Instructions to follow: Except for the pictures, reproduce the records word for word.

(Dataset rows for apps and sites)
========
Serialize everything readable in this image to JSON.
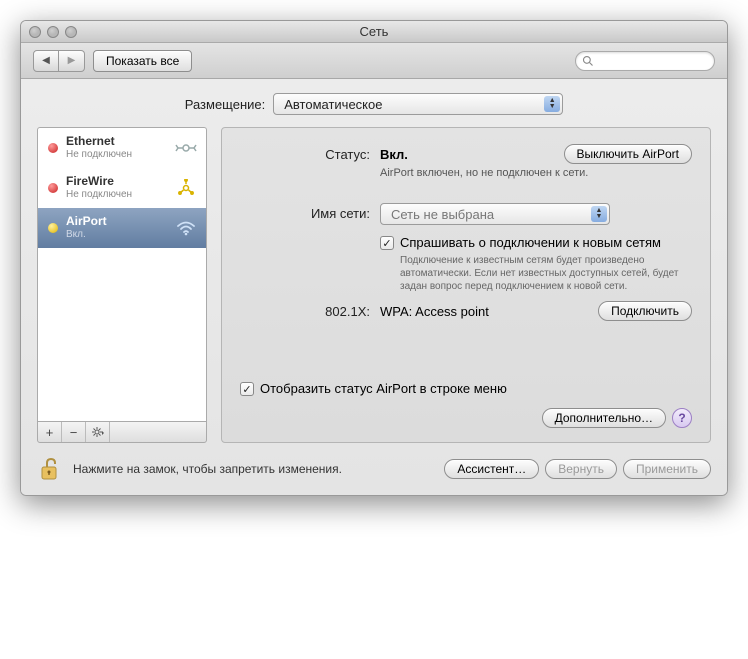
{
  "window": {
    "title": "Сеть"
  },
  "toolbar": {
    "show_all": "Показать все"
  },
  "location": {
    "label": "Размещение:",
    "value": "Автоматическое"
  },
  "sidebar": {
    "items": [
      {
        "name": "Ethernet",
        "status": "Не подключен",
        "dot": "red",
        "icon": "ethernet"
      },
      {
        "name": "FireWire",
        "status": "Не подключен",
        "dot": "red",
        "icon": "firewire"
      },
      {
        "name": "AirPort",
        "status": "Вкл.",
        "dot": "yellow",
        "icon": "wifi"
      }
    ]
  },
  "detail": {
    "status_label": "Статус:",
    "status_value": "Вкл.",
    "toggle_button": "Выключить AirPort",
    "status_sub": "AirPort включен, но не подключен к сети.",
    "network_label": "Имя сети:",
    "network_value": "Сеть не выбрана",
    "ask_join": "Спрашивать о подключении к новым сетям",
    "ask_help": "Подключение к известным сетям будет произведено автоматически. Если нет известных доступных сетей, будет задан вопрос перед подключением к новой сети.",
    "x8021_label": "802.1X:",
    "x8021_value": "WPA: Access point",
    "connect": "Подключить",
    "show_menu": "Отобразить статус AirPort в строке меню",
    "advanced": "Дополнительно…"
  },
  "footer": {
    "lock_text": "Нажмите на замок, чтобы запретить изменения.",
    "assistant": "Ассистент…",
    "revert": "Вернуть",
    "apply": "Применить"
  }
}
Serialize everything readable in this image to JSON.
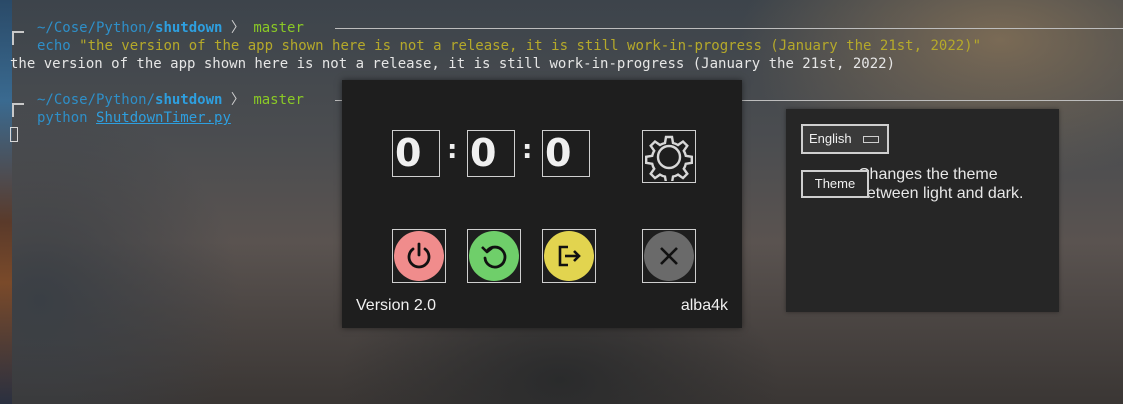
{
  "terminal": {
    "block1": {
      "path_prefix": "~/Cose/Python/",
      "path_dir": "shutdown",
      "separator": "〉",
      "branch": "master",
      "cmd": "echo",
      "cmd_arg": "\"the version of the app shown here is not a release, it is still work-in-progress (January the 21st, 2022)\"",
      "output": "the version of the app shown here is not a release, it is still work-in-progress (January the 21st, 2022)"
    },
    "block2": {
      "path_prefix": "~/Cose/Python/",
      "path_dir": "shutdown",
      "separator": "〉",
      "branch": "master",
      "cmd": "python",
      "cmd_arg": "ShutdownTimer.py"
    }
  },
  "timer": {
    "hours": "0",
    "minutes": "0",
    "seconds": "0",
    "colon": ":",
    "version": "Version 2.0",
    "author": "alba4k",
    "buttons": [
      {
        "name": "shutdown",
        "icon": "power-icon",
        "color": "#f08c8c"
      },
      {
        "name": "restart",
        "icon": "restart-icon",
        "color": "#6fcf6a"
      },
      {
        "name": "logout",
        "icon": "logout-icon",
        "color": "#e2d44f"
      },
      {
        "name": "cancel",
        "icon": "close-icon",
        "color": "#6a6a6a"
      }
    ]
  },
  "settings": {
    "language": "English",
    "theme_button": "Theme",
    "theme_description": "Changes the theme between light and dark."
  }
}
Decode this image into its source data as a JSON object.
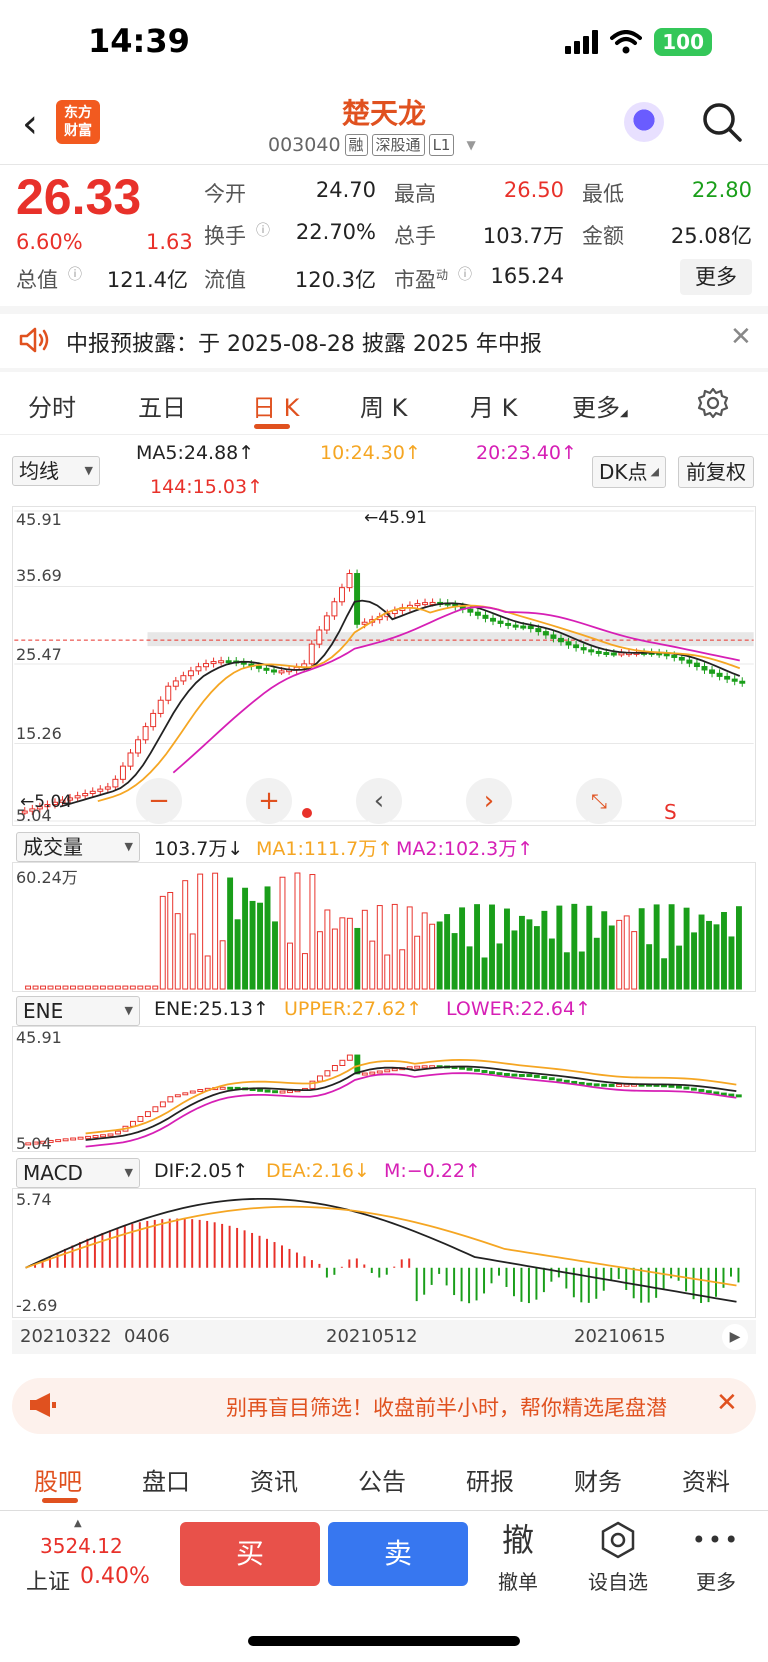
{
  "status_bar": {
    "time": "14:39",
    "battery": "100"
  },
  "header": {
    "logo_line1": "东方",
    "logo_line2": "财富",
    "stock_name": "楚天龙",
    "stock_code": "003040",
    "tags": [
      "融",
      "深股通",
      "L1"
    ]
  },
  "quote": {
    "price": "26.33",
    "change_pct": "6.60%",
    "change_abs": "1.63",
    "fields": [
      {
        "label": "今开",
        "value": "24.70"
      },
      {
        "label": "最高",
        "value": "26.50"
      },
      {
        "label": "最低",
        "value": "22.80"
      },
      {
        "label": "换手",
        "value": "22.70%"
      },
      {
        "label": "总手",
        "value": "103.7万"
      },
      {
        "label": "金额",
        "value": "25.08亿"
      },
      {
        "label": "总值",
        "value": "121.4亿"
      },
      {
        "label": "流值",
        "value": "120.3亿"
      },
      {
        "label": "市盈",
        "label_sup": "动",
        "value": "165.24"
      }
    ],
    "more_label": "更多"
  },
  "notice": {
    "text": "中报预披露：于 2025-08-28 披露 2025 年中报"
  },
  "period_tabs": [
    "分时",
    "五日",
    "日 K",
    "周 K",
    "月 K",
    "更多"
  ],
  "kline": {
    "indicator_select": "均线",
    "ma5": "MA5:24.88",
    "ma10": "10:24.30",
    "ma20": "20:23.40",
    "ma144": "144:15.03",
    "dk_label": "DK点",
    "adjust_label": "前复权",
    "y_ticks": [
      "45.91",
      "35.69",
      "25.47",
      "15.26",
      "5.04"
    ],
    "high_label": "45.91",
    "low_label": "5.04",
    "s_marker": "S"
  },
  "volume": {
    "select": "成交量",
    "vol": "103.7万",
    "ma1": "MA1:111.7万",
    "ma2": "MA2:102.3万",
    "max_label": "60.24万"
  },
  "ene": {
    "select": "ENE",
    "ene": "ENE:25.13",
    "upper": "UPPER:27.62",
    "lower": "LOWER:22.64",
    "top": "45.91",
    "bottom": "5.04"
  },
  "macd": {
    "select": "MACD",
    "dif": "DIF:2.05",
    "dea": "DEA:2.16",
    "m": "M:−0.22",
    "top": "5.74",
    "bottom": "-2.69"
  },
  "x_dates": [
    "20210322",
    "0406",
    "20210512",
    "20210615"
  ],
  "promo": {
    "text": "别再盲目筛选！收盘前半小时，帮你精选尾盘潜"
  },
  "bottom_tabs": [
    "股吧",
    "盘口",
    "资讯",
    "公告",
    "研报",
    "财务",
    "资料"
  ],
  "action_bar": {
    "index_value": "3524.12",
    "index_name": "上证",
    "index_pct": "0.40%",
    "buy": "买",
    "sell": "卖",
    "cancel_icon": "撤",
    "cancel_label": "撤单",
    "watch_label": "设自选",
    "more_label": "更多"
  },
  "colors": {
    "up": "#e8312a",
    "down": "#1a9e1a",
    "brand": "#e0511f",
    "ma10": "#f5a623",
    "ma20": "#d61fb5"
  }
}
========
Response:
Serialize everything readable in this image to JSON.
{
  "window": {
    "title": "Сеть"
  },
  "toolbar": {
    "show_all": "Показать все"
  },
  "location": {
    "label": "Размещение:",
    "value": "Автоматическое"
  },
  "sidebar": {
    "items": [
      {
        "name": "Ethernet",
        "status": "Не подключен",
        "dot": "red",
        "icon": "ethernet"
      },
      {
        "name": "FireWire",
        "status": "Не подключен",
        "dot": "red",
        "icon": "firewire"
      },
      {
        "name": "AirPort",
        "status": "Вкл.",
        "dot": "yellow",
        "icon": "wifi"
      }
    ]
  },
  "detail": {
    "status_label": "Статус:",
    "status_value": "Вкл.",
    "toggle_button": "Выключить AirPort",
    "status_sub": "AirPort включен, но не подключен к сети.",
    "network_label": "Имя сети:",
    "network_value": "Сеть не выбрана",
    "ask_join": "Спрашивать о подключении к новым сетям",
    "ask_help": "Подключение к известным сетям будет произведено автоматически. Если нет известных доступных сетей, будет задан вопрос перед подключением к новой сети.",
    "x8021_label": "802.1X:",
    "x8021_value": "WPA: Access point",
    "connect": "Подключить",
    "show_menu": "Отобразить статус AirPort в строке меню",
    "advanced": "Дополнительно…"
  },
  "footer": {
    "lock_text": "Нажмите на замок, чтобы запретить изменения.",
    "assistant": "Ассистент…",
    "revert": "Вернуть",
    "apply": "Применить"
  }
}
Serialize everything readable in this image to JSON.
{
  "terminal": {
    "block1": {
      "path_prefix": "~/Cose/Python/",
      "path_dir": "shutdown",
      "separator": "〉",
      "branch": "master",
      "cmd": "echo",
      "cmd_arg": "\"the version of the app shown here is not a release, it is still work-in-progress (January the 21st, 2022)\"",
      "output": "the version of the app shown here is not a release, it is still work-in-progress (January the 21st, 2022)"
    },
    "block2": {
      "path_prefix": "~/Cose/Python/",
      "path_dir": "shutdown",
      "separator": "〉",
      "branch": "master",
      "cmd": "python",
      "cmd_arg": "ShutdownTimer.py"
    }
  },
  "timer": {
    "hours": "0",
    "minutes": "0",
    "seconds": "0",
    "colon": ":",
    "version": "Version 2.0",
    "author": "alba4k",
    "buttons": [
      {
        "name": "shutdown",
        "icon": "power-icon",
        "color": "#f08c8c"
      },
      {
        "name": "restart",
        "icon": "restart-icon",
        "color": "#6fcf6a"
      },
      {
        "name": "logout",
        "icon": "logout-icon",
        "color": "#e2d44f"
      },
      {
        "name": "cancel",
        "icon": "close-icon",
        "color": "#6a6a6a"
      }
    ]
  },
  "settings": {
    "language": "English",
    "theme_button": "Theme",
    "theme_description": "Changes the theme between light and dark."
  }
}
Decode this image into its source data as a JSON object.
{
  "status_bar": {
    "time": "14:39",
    "battery": "100"
  },
  "header": {
    "logo_line1": "东方",
    "logo_line2": "财富",
    "stock_name": "楚天龙",
    "stock_code": "003040",
    "tags": [
      "融",
      "深股通",
      "L1"
    ]
  },
  "quote": {
    "price": "26.33",
    "change_pct": "6.60%",
    "change_abs": "1.63",
    "fields": [
      {
        "label": "今开",
        "value": "24.70"
      },
      {
        "label": "最高",
        "value": "26.50"
      },
      {
        "label": "最低",
        "value": "22.80"
      },
      {
        "label": "换手",
        "value": "22.70%"
      },
      {
        "label": "总手",
        "value": "103.7万"
      },
      {
        "label": "金额",
        "value": "25.08亿"
      },
      {
        "label": "总值",
        "value": "121.4亿"
      },
      {
        "label": "流值",
        "value": "120.3亿"
      },
      {
        "label": "市盈",
        "label_sup": "动",
        "value": "165.24"
      }
    ],
    "more_label": "更多"
  },
  "notice": {
    "text": "中报预披露：于 2025-08-28 披露 2025 年中报"
  },
  "period_tabs": [
    "分时",
    "五日",
    "日 K",
    "周 K",
    "月 K",
    "更多"
  ],
  "kline": {
    "indicator_select": "均线",
    "ma5": "MA5:24.88",
    "ma10": "10:24.30",
    "ma20": "20:23.40",
    "ma144": "144:15.03",
    "dk_label": "DK点",
    "adjust_label": "前复权",
    "y_ticks": [
      "45.91",
      "35.69",
      "25.47",
      "15.26",
      "5.04"
    ],
    "high_label": "45.91",
    "low_label": "5.04",
    "s_marker": "S"
  },
  "volume": {
    "select": "成交量",
    "vol": "103.7万",
    "ma1": "MA1:111.7万",
    "ma2": "MA2:102.3万",
    "max_label": "60.24万"
  },
  "ene": {
    "select": "ENE",
    "ene": "ENE:25.13",
    "upper": "UPPER:27.62",
    "lower": "LOWER:22.64",
    "top": "45.91",
    "bottom": "5.04"
  },
  "macd": {
    "select": "MACD",
    "dif": "DIF:2.05",
    "dea": "DEA:2.16",
    "m": "M:−0.22",
    "top": "5.74",
    "bottom": "-2.69"
  },
  "x_dates": [
    "20210322",
    "0406",
    "20210512",
    "20210615"
  ],
  "promo": {
    "text": "别再盲目筛选！收盘前半小时，帮你精选尾盘潜"
  },
  "bottom_tabs": [
    "股吧",
    "盘口",
    "资讯",
    "公告",
    "研报",
    "财务",
    "资料"
  ],
  "action_bar": {
    "index_value": "3524.12",
    "index_name": "上证",
    "index_pct": "0.40%",
    "buy": "买",
    "sell": "卖",
    "cancel_icon": "撤",
    "cancel_label": "撤单",
    "watch_label": "设自选",
    "more_label": "更多"
  },
  "colors": {
    "up": "#e8312a",
    "down": "#1a9e1a",
    "brand": "#e0511f",
    "ma10": "#f5a623",
    "ma20": "#d61fb5"
  }
}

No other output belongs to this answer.